I hold that Dickens was the most original genius in our fictitious literature since the days of Walter Scott. As a social reformer his fame is quite as great as it is as a master of romance. His pen was mighty to the pulling down of many a social abuse, and from the loving kindness of his writings has been got many an inspiration to deeds of charity. But how could a man who went so far as he did go no further? How could the reformer who struck at so many social wrongs spare that hideous fountain-head of misery in London, the dram-shop? And how could he descend to scurrilously satirize all societies formed for the promotion of temperance? A still greater marvel is that so kind-hearted a man as Mr. Dickens, who sought honestly the amelioration of the condition of his fellow-men, could utterly ignore the transforming power of Christianity. He did not cast contempt on the Bible, and never soiled his pages with infidelity, neither did he ever enlighten, and warm and vivify them with evangelical uplifting truth. Only a few feet of earth separate the grave of Charles Dickens from the grave of William Wilberforce. Both loved their fellow-men; but the great difference between them was that one of them invoked the spiritual power of the Gospel of Christ, which the other lamentably ignored.
GREAT BRITAIN SIXTY YEARS AGO (Continued)
Carlyle—Mrs. Baillie—The Young Queen—Napoleon

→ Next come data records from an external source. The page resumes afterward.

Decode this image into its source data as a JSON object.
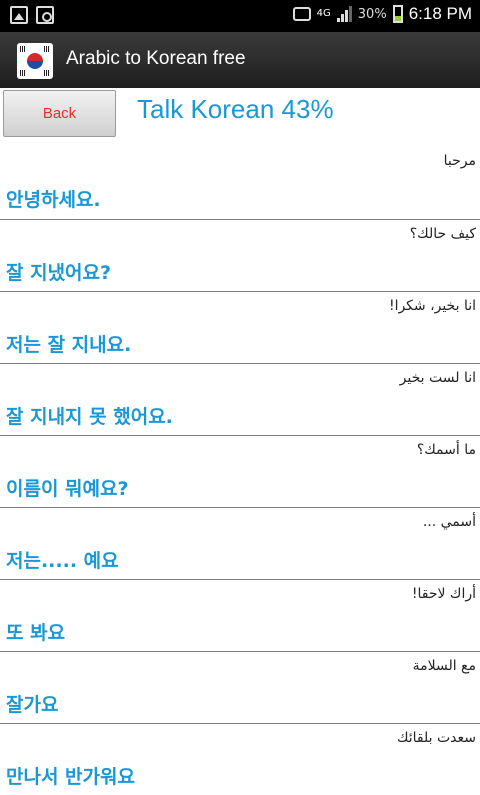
{
  "status_bar": {
    "network": "4G",
    "battery_percent": "30%",
    "time": "6:18 PM"
  },
  "app_bar": {
    "title": "Arabic to Korean free",
    "icon": "korean-flag-icon"
  },
  "header": {
    "back_label": "Back",
    "title": "Talk Korean 43%"
  },
  "phrases": [
    {
      "arabic": "مرحبا",
      "korean": "안녕하세요."
    },
    {
      "arabic": "كيف حالك؟",
      "korean": "잘 지냈어요?"
    },
    {
      "arabic": "انا بخير، شكرا!",
      "korean": "저는 잘 지내요."
    },
    {
      "arabic": "انا لست بخير",
      "korean": "잘 지내지 못 했어요."
    },
    {
      "arabic": "ما أسمك؟",
      "korean": "이름이 뭐예요?"
    },
    {
      "arabic": "أسمي ...",
      "korean": "저는..... 예요"
    },
    {
      "arabic": "أراك لاحقا!",
      "korean": "또 봐요"
    },
    {
      "arabic": "مع السلامة",
      "korean": "잘가요"
    },
    {
      "arabic": "سعدت بلقائك",
      "korean": "만나서 반가워요"
    }
  ],
  "colors": {
    "accent": "#1a98d5",
    "back_text": "#e0312a",
    "app_bar": "#2a2a2a"
  }
}
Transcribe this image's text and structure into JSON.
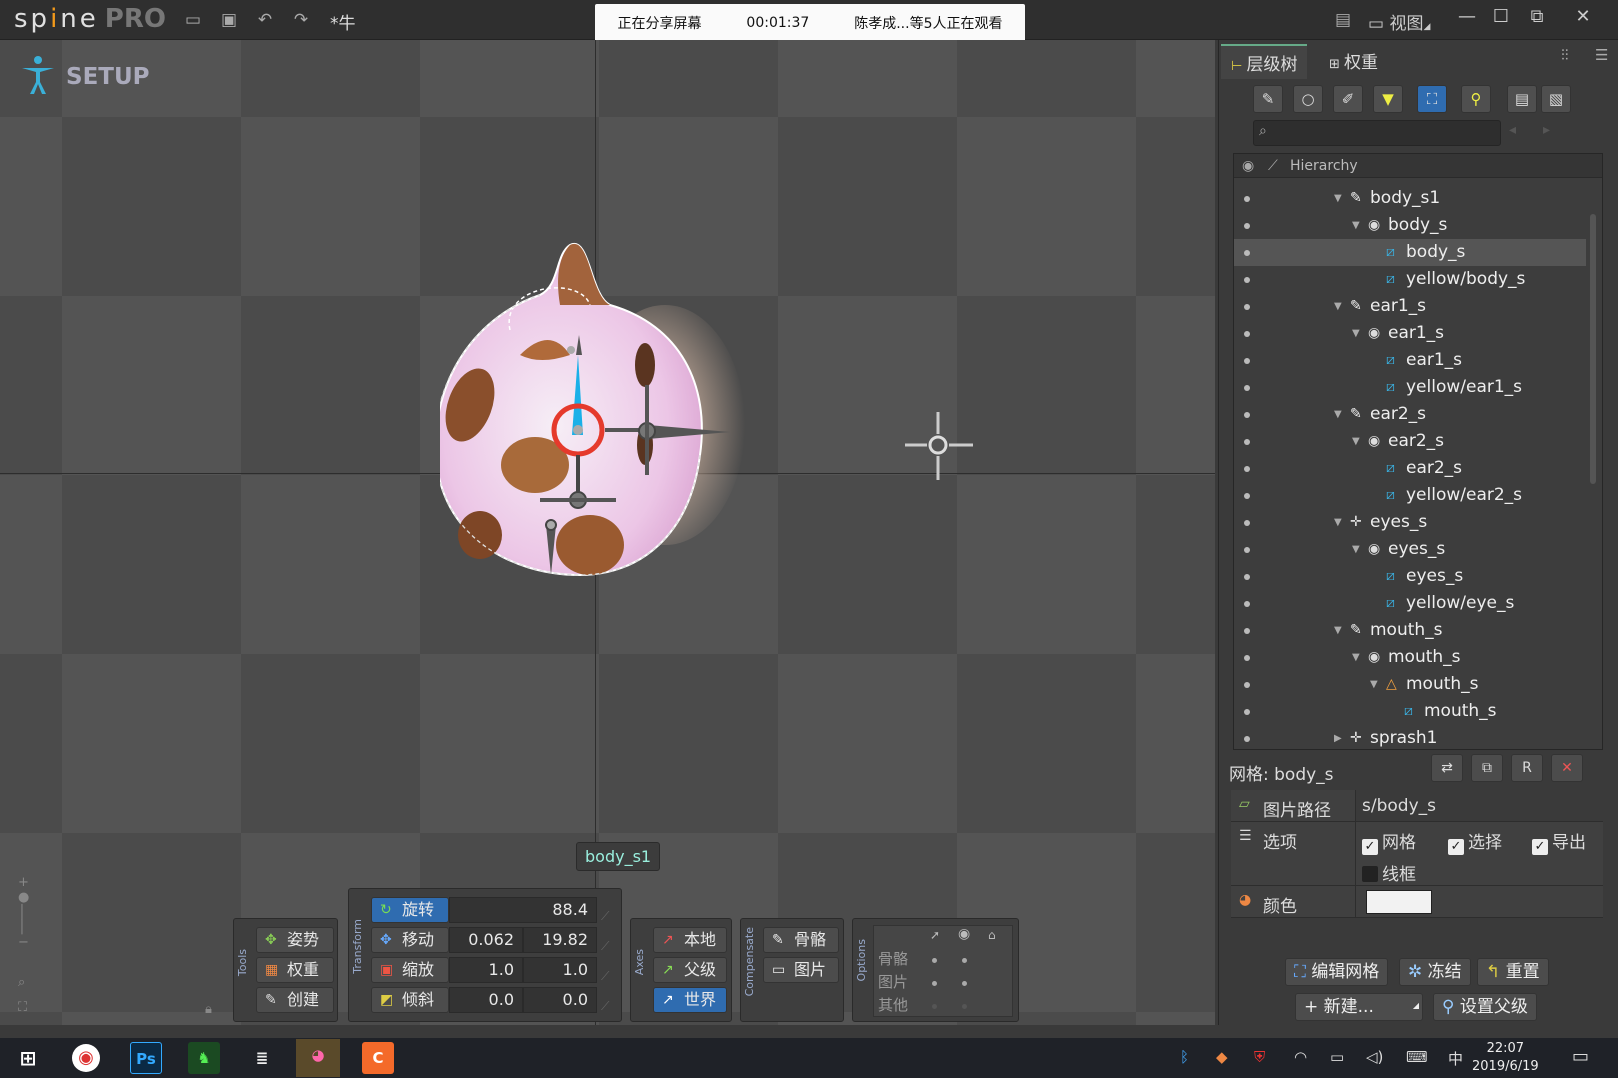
{
  "titlebar": {
    "logo": "sp",
    "logo_mid": "i",
    "logo_end": "ne",
    "logo_pro": "PRO",
    "project": "*牛",
    "share_status": "正在分享屏幕",
    "share_time": "00:01:37",
    "share_viewers": "陈孝成...等5人正在观看",
    "view_label": "视图"
  },
  "viewport": {
    "mode_label": "SETUP",
    "bone_label": "body_s1"
  },
  "tools": {
    "title": "Tools",
    "pose": "姿势",
    "weights": "权重",
    "create": "创建"
  },
  "transform": {
    "title": "Transform",
    "rotate": "旋转",
    "rotate_value": "88.4",
    "translate": "移动",
    "translate_x": "0.062",
    "translate_y": "19.82",
    "scale": "缩放",
    "scale_x": "1.0",
    "scale_y": "1.0",
    "shear": "倾斜",
    "shear_x": "0.0",
    "shear_y": "0.0"
  },
  "axes": {
    "title": "Axes",
    "local": "本地",
    "parent": "父级",
    "world": "世界"
  },
  "compensate": {
    "title": "Compensate",
    "bones": "骨骼",
    "images": "图片"
  },
  "options": {
    "title": "Options",
    "bones": "骨骼",
    "images": "图片",
    "others": "其他"
  },
  "panel": {
    "tab_tree": "层级树",
    "tab_weights": "权重",
    "search_placeholder": "",
    "tree_header": "Hierarchy",
    "tree": [
      {
        "label": "body_s1",
        "depth": 0,
        "kind": "bone"
      },
      {
        "label": "body_s",
        "depth": 1,
        "kind": "slot"
      },
      {
        "label": "body_s",
        "depth": 2,
        "kind": "mesh",
        "selected": true
      },
      {
        "label": "yellow/body_s",
        "depth": 2,
        "kind": "mesh"
      },
      {
        "label": "ear1_s",
        "depth": 0,
        "kind": "bone"
      },
      {
        "label": "ear1_s",
        "depth": 1,
        "kind": "slot"
      },
      {
        "label": "ear1_s",
        "depth": 2,
        "kind": "mesh"
      },
      {
        "label": "yellow/ear1_s",
        "depth": 2,
        "kind": "mesh"
      },
      {
        "label": "ear2_s",
        "depth": 0,
        "kind": "bone"
      },
      {
        "label": "ear2_s",
        "depth": 1,
        "kind": "slot"
      },
      {
        "label": "ear2_s",
        "depth": 2,
        "kind": "mesh"
      },
      {
        "label": "yellow/ear2_s",
        "depth": 2,
        "kind": "mesh"
      },
      {
        "label": "eyes_s",
        "depth": 0,
        "kind": "cross"
      },
      {
        "label": "eyes_s",
        "depth": 1,
        "kind": "slot"
      },
      {
        "label": "eyes_s",
        "depth": 2,
        "kind": "mesh"
      },
      {
        "label": "yellow/eye_s",
        "depth": 2,
        "kind": "mesh"
      },
      {
        "label": "mouth_s",
        "depth": 0,
        "kind": "bone"
      },
      {
        "label": "mouth_s",
        "depth": 1,
        "kind": "slot"
      },
      {
        "label": "mouth_s",
        "depth": 2,
        "kind": "skin"
      },
      {
        "label": "mouth_s",
        "depth": 3,
        "kind": "mesh"
      },
      {
        "label": "sprash1",
        "depth": 0,
        "kind": "cross"
      }
    ]
  },
  "props": {
    "title": "网格: body_s",
    "image_path_label": "图片路径",
    "image_path_value": "s/body_s",
    "options_label": "选项",
    "opt_mesh": "网格",
    "opt_select": "选择",
    "opt_export": "导出",
    "opt_wireframe": "线框",
    "color_label": "颜色",
    "color_value": "#f2f2f2",
    "edit_mesh": "编辑网格",
    "freeze": "冻结",
    "reset": "重置",
    "new": "新建...",
    "set_parent": "设置父级"
  },
  "taskbar": {
    "ps": "Ps",
    "time": "22:07",
    "date": "2019/6/19",
    "ime": "中"
  },
  "colors": {
    "accent": "#2f6cb0",
    "selection": "#555555",
    "bone_blue": "#1ab0e8",
    "root_red": "#e53a2c"
  }
}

One of the lions of whom I was in pursuit was Thomas Carlyle. Very few Americans at that time had ever seen him, for he lived a very secluded and laborious life in a little brick house at Chelsea, in the southwest of London; and he rarely kept open doors. His life was the opposite to that of Dickens and Macaulay, and he was never lionized, except when he went to Edinburgh to deliver his address before the University, years afterwards. I sent him a note in which I informed him of the enthusiastic admiration which we college students felt for him, and that I desired to call and pay him my respects. To my note he responded promptly: “You will be welcome to-morrow at three o’clock, the hour when I become accessible in my garret here.” I found his “garret” to be a comfortable front room on the second floor of his modest home. It was well lined with books, and a portrait of Oliver Cromwell hung behind his study chair. He was seated at his table with a huge German volume open before him. His greeting was very hearty, but, with a comical look of surprise, he said in broad Scotch: “You are a verra young mon.” I told him of the appetite we college boys had for his books, and he assured me at once that while he had met some of our eminent literary men he had never happened to meet a college boy before. “Your Mr. Longfellow,” said he, “called to see me yesterday. He is a man skilled in the tongues. Your own name I see is Dootch. The word ‘Cuyler’